The decision of the BGH annuls the judgment of the OLG. The BGH Senate is convinced that the plaintiff's legally protected interests do not outweigh Yelp's legitimate interests. The rating of reviews made on Yelp in "recommended" and "not recommended" is protected by the freedom of profession and freedom of expression. "A trader has to accept criticism of his performance and the public discussion of criticism," said the presiding judge Stephan Seiters.

Favorability assessments and counterfeits should be sorted out

Users can rate restaurants, service providers and shops on Yelp. You can assign one star to five stars, and you can also write a text. However, not all assessments are included in the overall assessment. Automated software identifies the "recommended reviews" that Yelp considers particularly helpful or authentic. According to Yelp, the selection criteria include, for example, the quality, trustworthiness and previous activity of the user. The filter is supposed to sort out compliments and fakes. But posts by users who are not well known and therefore not recommended are also sorted out.

"My studios suffer from it," said plaintiff Holland last November. "And I don't let my good work and my life's work be ruined either. They don't know their own algorithm," she said at the negotiation.

Yelp said an average of three quarters of all reviews would be rated as recommended. At Holland, however, one of their studios was awarded 2.5 stars in February 2014 based on only two reviews. 74 mostly very positive contributions were disregarded. Usually she would have 4 to 4.5 stars in every studio, Holland said. Posts that Yelp does not recommend can still be read. To do this, users must scroll to the page under and click a link there.

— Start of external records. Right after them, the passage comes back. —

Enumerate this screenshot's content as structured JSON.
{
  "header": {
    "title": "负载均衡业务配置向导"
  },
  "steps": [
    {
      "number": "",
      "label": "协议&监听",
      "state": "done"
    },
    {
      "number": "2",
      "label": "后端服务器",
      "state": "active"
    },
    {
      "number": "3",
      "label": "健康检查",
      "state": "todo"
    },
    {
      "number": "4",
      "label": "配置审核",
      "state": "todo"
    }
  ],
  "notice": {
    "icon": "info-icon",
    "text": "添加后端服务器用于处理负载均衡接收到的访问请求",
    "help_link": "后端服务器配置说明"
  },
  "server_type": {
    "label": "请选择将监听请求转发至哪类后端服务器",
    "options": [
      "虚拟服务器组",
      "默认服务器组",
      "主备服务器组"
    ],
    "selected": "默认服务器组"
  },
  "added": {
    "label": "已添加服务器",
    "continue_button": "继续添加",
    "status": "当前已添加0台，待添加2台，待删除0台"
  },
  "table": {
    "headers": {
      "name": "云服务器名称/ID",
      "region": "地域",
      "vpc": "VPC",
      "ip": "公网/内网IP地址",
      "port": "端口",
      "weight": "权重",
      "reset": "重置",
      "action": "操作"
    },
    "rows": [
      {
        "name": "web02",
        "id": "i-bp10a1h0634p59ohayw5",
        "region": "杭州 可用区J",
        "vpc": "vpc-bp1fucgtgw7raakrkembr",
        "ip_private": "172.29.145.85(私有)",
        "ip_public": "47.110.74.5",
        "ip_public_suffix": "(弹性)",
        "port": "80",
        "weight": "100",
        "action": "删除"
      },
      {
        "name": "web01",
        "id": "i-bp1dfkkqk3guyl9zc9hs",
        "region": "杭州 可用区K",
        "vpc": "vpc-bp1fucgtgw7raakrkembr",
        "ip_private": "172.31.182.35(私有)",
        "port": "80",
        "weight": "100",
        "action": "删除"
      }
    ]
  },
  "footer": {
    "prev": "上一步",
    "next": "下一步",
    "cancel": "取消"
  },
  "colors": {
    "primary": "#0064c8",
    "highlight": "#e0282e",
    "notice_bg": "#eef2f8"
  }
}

According to Yelp lawyer Stephan Zimprich, other offerings also do the same. It is important that there is a mechanism that separates the good from the bad. "Otherwise, the consumer would be vulnerable to manipulation on the Internet." Yelp makes few of the criteria by which "recommended reviews" are selected public. According to Zimperich, there would be no other way. "If I know how to filter, I can ensure that even manipulated posts are manipulated in such a way that they get through the filter."